Josh Brown linked a story today that touches on the history of the price tag:
About 140 years ago, a retailer named John Wanamaker figured his customers and salesmen had better things to do than spend hours haggling. His invention: Assigning one price, “plainly marked,” to every product.
The price tag caught on nearly everywhere with one major exception: financial services. Investors still have a surprisingly difficult time figuring out what they’ll pay for financial advice, for mutual funds and especially for their retirement plans.
Most independent, fee-based financial advisers have moved to a simple price tag-like system. Clients know exactly how much they are paying with these guys.

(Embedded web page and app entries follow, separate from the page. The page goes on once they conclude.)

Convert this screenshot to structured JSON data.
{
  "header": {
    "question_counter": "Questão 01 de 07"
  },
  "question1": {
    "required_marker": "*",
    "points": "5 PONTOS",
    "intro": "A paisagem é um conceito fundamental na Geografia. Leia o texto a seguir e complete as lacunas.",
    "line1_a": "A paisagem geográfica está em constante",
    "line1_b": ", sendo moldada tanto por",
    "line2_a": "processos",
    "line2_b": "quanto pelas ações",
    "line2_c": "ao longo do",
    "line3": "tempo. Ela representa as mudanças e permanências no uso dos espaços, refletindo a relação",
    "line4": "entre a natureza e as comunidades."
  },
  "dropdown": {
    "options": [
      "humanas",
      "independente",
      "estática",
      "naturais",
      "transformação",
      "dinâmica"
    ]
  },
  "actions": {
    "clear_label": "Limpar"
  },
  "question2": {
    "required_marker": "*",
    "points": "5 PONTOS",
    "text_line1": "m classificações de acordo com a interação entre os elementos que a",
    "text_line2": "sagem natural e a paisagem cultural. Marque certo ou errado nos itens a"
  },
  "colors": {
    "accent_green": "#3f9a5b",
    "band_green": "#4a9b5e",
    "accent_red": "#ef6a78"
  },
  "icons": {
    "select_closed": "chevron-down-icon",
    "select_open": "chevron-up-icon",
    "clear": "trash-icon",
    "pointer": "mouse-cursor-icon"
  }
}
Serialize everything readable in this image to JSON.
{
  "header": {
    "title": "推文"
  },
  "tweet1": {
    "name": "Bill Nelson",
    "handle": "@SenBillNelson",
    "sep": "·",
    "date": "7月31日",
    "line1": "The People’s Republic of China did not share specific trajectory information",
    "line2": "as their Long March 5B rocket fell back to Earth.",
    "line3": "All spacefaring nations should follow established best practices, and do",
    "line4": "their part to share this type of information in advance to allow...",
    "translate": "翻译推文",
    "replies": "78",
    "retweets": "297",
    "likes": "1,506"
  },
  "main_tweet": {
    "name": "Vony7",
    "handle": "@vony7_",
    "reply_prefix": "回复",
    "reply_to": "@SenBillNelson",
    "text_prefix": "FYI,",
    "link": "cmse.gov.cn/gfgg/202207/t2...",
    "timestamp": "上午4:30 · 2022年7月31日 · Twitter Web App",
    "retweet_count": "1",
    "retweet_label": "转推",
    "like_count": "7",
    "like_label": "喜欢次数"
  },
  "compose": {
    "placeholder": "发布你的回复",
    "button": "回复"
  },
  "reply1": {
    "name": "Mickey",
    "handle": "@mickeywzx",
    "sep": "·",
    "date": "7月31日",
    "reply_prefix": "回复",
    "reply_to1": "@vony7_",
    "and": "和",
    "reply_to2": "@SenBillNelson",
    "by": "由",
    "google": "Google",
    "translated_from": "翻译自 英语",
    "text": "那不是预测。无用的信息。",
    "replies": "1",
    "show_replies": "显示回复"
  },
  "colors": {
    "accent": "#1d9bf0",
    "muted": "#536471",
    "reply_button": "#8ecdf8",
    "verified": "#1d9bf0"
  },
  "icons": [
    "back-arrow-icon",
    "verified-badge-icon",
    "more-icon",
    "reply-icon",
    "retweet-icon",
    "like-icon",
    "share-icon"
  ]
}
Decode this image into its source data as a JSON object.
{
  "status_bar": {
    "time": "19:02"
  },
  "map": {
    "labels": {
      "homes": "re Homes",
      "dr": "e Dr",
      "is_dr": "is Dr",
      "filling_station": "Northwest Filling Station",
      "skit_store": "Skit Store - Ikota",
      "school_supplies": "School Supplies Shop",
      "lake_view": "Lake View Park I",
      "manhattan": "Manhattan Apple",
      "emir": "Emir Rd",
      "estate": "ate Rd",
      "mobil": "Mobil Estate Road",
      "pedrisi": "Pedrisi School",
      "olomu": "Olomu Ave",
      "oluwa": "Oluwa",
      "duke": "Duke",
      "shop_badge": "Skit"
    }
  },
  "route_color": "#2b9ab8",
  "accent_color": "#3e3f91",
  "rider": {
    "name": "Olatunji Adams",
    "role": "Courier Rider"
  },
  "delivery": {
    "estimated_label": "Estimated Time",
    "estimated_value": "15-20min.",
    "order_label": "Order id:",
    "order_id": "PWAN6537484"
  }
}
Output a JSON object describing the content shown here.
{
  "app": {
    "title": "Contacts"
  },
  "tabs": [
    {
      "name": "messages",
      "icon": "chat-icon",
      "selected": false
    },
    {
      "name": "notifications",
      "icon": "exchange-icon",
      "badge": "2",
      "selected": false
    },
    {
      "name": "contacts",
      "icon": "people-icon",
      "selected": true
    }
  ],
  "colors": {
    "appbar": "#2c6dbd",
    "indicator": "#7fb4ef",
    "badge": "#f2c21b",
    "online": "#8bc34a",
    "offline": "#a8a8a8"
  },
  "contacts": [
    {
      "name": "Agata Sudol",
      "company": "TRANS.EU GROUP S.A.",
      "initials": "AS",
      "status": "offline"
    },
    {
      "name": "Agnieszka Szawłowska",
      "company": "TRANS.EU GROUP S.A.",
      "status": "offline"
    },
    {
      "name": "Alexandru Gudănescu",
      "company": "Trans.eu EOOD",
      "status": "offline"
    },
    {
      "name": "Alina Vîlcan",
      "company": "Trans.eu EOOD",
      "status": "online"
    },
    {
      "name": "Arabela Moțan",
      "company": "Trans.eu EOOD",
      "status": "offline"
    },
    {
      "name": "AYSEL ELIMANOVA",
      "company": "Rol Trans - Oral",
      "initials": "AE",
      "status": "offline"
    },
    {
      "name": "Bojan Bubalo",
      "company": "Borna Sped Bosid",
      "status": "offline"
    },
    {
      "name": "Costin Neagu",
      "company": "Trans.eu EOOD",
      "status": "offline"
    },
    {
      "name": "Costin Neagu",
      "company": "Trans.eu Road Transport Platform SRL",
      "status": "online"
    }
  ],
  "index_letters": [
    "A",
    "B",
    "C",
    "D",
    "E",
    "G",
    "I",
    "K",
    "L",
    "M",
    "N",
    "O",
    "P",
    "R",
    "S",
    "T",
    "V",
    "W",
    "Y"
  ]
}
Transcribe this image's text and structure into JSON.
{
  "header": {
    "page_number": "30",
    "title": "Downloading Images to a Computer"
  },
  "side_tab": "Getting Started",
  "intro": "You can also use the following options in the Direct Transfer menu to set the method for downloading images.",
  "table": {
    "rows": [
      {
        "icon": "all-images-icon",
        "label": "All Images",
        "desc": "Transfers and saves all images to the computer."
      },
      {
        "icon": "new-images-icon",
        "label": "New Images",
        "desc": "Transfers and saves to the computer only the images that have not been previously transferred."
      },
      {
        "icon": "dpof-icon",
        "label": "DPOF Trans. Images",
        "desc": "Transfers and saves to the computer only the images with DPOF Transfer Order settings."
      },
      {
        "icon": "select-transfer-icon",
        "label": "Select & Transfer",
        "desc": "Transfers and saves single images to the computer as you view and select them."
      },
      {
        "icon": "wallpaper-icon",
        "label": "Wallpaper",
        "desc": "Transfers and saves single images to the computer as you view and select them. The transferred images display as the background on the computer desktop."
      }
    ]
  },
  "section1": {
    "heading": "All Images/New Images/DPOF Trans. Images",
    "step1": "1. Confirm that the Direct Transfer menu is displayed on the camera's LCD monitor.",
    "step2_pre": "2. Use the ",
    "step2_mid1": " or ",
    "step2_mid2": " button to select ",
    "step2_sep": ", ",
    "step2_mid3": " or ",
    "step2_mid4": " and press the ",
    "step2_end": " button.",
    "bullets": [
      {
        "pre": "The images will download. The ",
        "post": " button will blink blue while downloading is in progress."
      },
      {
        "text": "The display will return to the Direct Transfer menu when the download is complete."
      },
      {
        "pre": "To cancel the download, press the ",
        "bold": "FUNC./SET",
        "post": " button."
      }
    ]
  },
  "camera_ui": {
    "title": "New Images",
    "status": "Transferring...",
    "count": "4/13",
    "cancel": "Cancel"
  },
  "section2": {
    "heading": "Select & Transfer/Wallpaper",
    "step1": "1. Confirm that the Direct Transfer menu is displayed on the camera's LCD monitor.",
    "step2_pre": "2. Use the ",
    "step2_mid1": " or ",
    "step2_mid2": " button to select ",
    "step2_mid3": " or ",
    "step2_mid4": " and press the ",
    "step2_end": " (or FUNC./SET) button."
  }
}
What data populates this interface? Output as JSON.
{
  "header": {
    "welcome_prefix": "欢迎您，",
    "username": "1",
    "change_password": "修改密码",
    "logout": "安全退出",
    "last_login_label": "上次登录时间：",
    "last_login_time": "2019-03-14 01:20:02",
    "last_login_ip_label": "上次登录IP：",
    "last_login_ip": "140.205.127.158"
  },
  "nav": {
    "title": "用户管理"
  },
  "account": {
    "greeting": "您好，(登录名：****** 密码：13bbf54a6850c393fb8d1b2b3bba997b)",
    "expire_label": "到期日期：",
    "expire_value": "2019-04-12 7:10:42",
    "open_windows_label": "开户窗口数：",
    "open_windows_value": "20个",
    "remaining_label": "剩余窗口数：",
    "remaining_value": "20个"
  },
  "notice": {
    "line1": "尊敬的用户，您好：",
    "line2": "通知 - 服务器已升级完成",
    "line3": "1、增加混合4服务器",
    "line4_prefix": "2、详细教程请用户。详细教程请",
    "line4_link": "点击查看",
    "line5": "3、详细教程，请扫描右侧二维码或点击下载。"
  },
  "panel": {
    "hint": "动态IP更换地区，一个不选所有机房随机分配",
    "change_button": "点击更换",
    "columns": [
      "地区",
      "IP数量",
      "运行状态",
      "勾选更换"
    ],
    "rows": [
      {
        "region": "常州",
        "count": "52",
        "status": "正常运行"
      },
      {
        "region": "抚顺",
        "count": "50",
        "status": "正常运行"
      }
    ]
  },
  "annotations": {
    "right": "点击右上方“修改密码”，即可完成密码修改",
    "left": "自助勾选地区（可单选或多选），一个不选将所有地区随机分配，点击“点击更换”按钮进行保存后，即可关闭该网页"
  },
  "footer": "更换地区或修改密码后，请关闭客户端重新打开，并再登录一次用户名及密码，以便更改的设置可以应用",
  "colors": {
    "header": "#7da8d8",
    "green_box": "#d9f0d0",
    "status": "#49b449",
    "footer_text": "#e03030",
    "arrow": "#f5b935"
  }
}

With everyone else, however, including most of those that call themselves “your adviser” the cost is hidden by the companies providing the investment products and the salesmen like it this way. Because if you knew just how much they were making you’d probably shit a brick.
So do you know which kind of “adviser” you’re working with?